The Leftovers “No Room at the Inn” Review

The first season of The Leftovers had an episode devoted to Matt Jamison titled, “Two Boats and a Helicopter.” It wound up being one of my favorites, being both really eerie and tense as hell. The mix of religion, desperation, gambling, poor choices, and strange symbols really made it stand out, and it turned Matt Jamison into a very complicated character. He was always in the background up until that point, and he pretty much stayed there after his hour in the limelight, but that’s okay. He only needed his one moment for us to really understand what he was about and why he did the things he did as the season progressed.

Well, season two has its own Matt Jamison episode, and while I’m glad it exists, it’s not near as good as the one that came before it.

We start off with a heartbreaking sequence of Matt living his life with Mary and how difficult it really is. But more than that, it shows how desperate and hopeful Matt is to see his wife return to him. He’s been doing the exact same routine every day since they arrived in Miracle, hoping there was something to it that sparked her back to life. The music soars, the tension rises, and…nothing. She’s still stuck, and like I said about the last episode, I really don’t think she ever truly woke up. There are no miracles in Miracle, and the desperate are capable of mistaking dreams for reality.

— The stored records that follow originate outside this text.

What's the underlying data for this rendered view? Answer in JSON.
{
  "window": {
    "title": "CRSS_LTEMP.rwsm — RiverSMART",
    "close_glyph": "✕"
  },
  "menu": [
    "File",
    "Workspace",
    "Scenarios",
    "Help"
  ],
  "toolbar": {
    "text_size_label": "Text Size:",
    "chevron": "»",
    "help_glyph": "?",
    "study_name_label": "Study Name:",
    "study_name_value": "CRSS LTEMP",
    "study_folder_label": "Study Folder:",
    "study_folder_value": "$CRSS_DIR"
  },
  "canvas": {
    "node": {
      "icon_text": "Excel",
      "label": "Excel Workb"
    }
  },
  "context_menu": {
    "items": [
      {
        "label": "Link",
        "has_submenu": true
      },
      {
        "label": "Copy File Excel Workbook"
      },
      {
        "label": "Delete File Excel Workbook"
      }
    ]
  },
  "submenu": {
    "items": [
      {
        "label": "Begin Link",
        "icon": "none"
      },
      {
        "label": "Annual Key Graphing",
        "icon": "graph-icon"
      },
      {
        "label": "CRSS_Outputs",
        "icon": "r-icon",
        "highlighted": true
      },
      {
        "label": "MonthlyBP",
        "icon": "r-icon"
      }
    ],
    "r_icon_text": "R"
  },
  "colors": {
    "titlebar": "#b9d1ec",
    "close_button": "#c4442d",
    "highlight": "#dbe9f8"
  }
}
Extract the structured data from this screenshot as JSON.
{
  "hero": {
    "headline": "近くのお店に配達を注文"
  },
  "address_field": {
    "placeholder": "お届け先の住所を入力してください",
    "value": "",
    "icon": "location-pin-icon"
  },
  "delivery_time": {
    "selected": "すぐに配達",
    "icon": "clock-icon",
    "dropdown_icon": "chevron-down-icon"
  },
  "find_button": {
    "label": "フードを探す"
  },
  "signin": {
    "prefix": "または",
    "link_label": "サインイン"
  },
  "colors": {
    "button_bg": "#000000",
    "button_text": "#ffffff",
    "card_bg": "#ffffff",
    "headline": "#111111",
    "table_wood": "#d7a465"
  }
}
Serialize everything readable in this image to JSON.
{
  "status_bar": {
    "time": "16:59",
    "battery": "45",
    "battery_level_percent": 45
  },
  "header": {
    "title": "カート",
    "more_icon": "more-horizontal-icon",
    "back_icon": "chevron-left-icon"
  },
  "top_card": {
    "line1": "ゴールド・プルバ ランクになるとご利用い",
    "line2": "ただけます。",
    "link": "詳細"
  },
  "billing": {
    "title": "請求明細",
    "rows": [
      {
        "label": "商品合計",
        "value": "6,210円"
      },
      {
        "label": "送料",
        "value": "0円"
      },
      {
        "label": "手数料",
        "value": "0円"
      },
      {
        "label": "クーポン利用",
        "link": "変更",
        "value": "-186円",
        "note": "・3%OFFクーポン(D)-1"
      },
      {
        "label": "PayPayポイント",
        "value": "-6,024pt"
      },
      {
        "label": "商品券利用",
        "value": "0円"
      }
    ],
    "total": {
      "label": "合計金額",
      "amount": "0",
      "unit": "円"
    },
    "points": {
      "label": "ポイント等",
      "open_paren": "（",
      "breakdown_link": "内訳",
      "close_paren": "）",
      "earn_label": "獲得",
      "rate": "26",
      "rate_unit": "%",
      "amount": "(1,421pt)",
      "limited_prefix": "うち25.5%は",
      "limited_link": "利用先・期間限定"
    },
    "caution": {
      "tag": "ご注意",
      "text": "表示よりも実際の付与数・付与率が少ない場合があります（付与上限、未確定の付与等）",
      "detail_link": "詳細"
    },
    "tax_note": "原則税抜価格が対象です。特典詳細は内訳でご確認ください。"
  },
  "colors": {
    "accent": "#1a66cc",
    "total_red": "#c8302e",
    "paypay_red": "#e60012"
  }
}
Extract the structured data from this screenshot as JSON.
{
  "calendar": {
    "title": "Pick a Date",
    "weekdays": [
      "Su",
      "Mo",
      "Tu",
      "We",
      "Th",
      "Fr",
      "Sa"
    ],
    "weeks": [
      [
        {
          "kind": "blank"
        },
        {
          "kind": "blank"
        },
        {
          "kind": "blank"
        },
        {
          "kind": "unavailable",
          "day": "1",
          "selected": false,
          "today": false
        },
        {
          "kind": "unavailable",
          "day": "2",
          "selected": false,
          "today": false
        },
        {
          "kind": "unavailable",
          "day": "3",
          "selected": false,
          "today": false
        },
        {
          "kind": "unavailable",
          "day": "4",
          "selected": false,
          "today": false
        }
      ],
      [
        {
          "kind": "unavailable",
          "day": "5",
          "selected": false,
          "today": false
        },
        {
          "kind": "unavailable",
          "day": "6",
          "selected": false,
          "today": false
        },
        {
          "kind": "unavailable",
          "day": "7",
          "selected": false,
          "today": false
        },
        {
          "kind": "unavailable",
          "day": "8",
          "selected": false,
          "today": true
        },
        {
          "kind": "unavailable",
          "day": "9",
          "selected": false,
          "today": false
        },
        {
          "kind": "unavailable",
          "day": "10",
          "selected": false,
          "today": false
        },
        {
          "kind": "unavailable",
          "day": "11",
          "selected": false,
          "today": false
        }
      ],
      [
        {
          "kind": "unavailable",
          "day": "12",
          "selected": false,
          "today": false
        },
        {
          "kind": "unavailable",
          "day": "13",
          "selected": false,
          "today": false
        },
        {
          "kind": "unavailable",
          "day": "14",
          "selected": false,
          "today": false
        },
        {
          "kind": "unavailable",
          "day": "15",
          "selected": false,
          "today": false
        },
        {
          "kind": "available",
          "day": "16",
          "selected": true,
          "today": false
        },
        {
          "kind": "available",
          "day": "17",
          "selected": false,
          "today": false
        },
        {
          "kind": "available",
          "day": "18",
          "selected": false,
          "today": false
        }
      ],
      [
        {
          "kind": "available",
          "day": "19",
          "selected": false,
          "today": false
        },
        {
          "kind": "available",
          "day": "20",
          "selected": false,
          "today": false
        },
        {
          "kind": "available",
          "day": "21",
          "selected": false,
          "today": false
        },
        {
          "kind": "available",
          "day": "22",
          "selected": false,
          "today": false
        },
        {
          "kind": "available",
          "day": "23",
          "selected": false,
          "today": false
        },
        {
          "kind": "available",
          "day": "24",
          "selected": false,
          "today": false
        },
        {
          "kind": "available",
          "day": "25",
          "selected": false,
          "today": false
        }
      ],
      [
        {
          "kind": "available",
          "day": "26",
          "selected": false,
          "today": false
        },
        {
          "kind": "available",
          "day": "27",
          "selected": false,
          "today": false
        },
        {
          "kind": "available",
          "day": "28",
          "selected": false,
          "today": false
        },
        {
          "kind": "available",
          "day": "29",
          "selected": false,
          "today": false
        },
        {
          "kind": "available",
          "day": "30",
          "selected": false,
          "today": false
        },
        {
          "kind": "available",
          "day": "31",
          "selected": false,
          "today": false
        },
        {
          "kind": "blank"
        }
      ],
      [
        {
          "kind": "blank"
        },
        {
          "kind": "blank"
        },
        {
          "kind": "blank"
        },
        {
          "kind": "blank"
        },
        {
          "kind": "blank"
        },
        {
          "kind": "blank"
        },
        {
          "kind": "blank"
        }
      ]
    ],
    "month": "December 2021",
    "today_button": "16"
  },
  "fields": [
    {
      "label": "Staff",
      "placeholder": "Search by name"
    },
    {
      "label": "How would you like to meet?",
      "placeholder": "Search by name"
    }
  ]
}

Problems arise when we find out that Mary is actually pregnant. When she woke up, Matt stayed up all night with her, and that included every definition of that phrase. The problem is, no one believes him, and in her current state, Mary isn’t allowed to consent. If there truly are no miracles in Miracle, then Matt committed rape.

That’s some heavy stuff, and we contemplate it for a little while until Matt pulls over to help someone stranded on the edge of the road. I can’t tell if I hate the cliche of, “don’t help strangers; nothing good comes from it” as a storytelling tool or the appreciate the realism of it. Regardless, nothing good comes from it, and Matt is beaten with a wrench and his wristband is stolen. Things get worse when, in his concussed stage, Mary tells Matt to hurry up; if she doesn’t get to Miracle soon, she’ll lose the baby!

Here’s where the episode starts to unravel. With their wristbands gone, Matt and Mary can’t get back into Miracle; however, Matt is practically a public figure since he lives at and works with the local church. Had he thought calmly on the matter, and had he asked for help from the right people, he and Mary would have been back home in a few hours. Instead, he phones Nora who cannot help, who asks Kevin who cannot help, who gets John Murphy who can help. However, it’s long been established that John isn’t a good man, and he goes through Mary’s documents and finds evidence that she’s pregnant.

John was the one who firmly stated that there are no miracles in Miracle, and while the conversation he has with Matt isn’t quite as predictable as it sounds, the outcome is the same: You aren’t getting back in.

Instead of phoning anyone else, Matt and Mary head off to sneak in, and the episode devolves into a scavenger hunt of sorts. The good news is, we finally get to see what it’s really like in the camps outside of Miracle, and the better news is they’re strange as hell. There’s a mix of hippy nonsense, religious zealotry, mob mentality, and some other, unsettling factor I’m not sure I have figured out yet. Underneath it all is, of course, desperation, which is the big theme of this season.

I both liked the sequence and didn’t. On the one hand, I enjoyed the camp and the people therein, on the other, I hated how stupid Matt seemed to be acting. It’s hard to believe that as a figurehead in the church, none of the guards recognized him and allowed him entrance. It’s also hard to believe that he didn’t namedrop the Reverend of his church right off the bat, since that guy would certainly be well known on a place as religious as Miracle.

It is never fun when an episode progresses because a character isn’t acting at his best.

And unlike the ending to “Two Boats and a Helicopter,” which I thought was wonderful, I found the ending to “No Room at the Inn” a little strange. Thematically it worked, but once again, as far as characters go, it just left a lot to be desired. I like Matt, I still like Matt, but dang, I do expect better from him.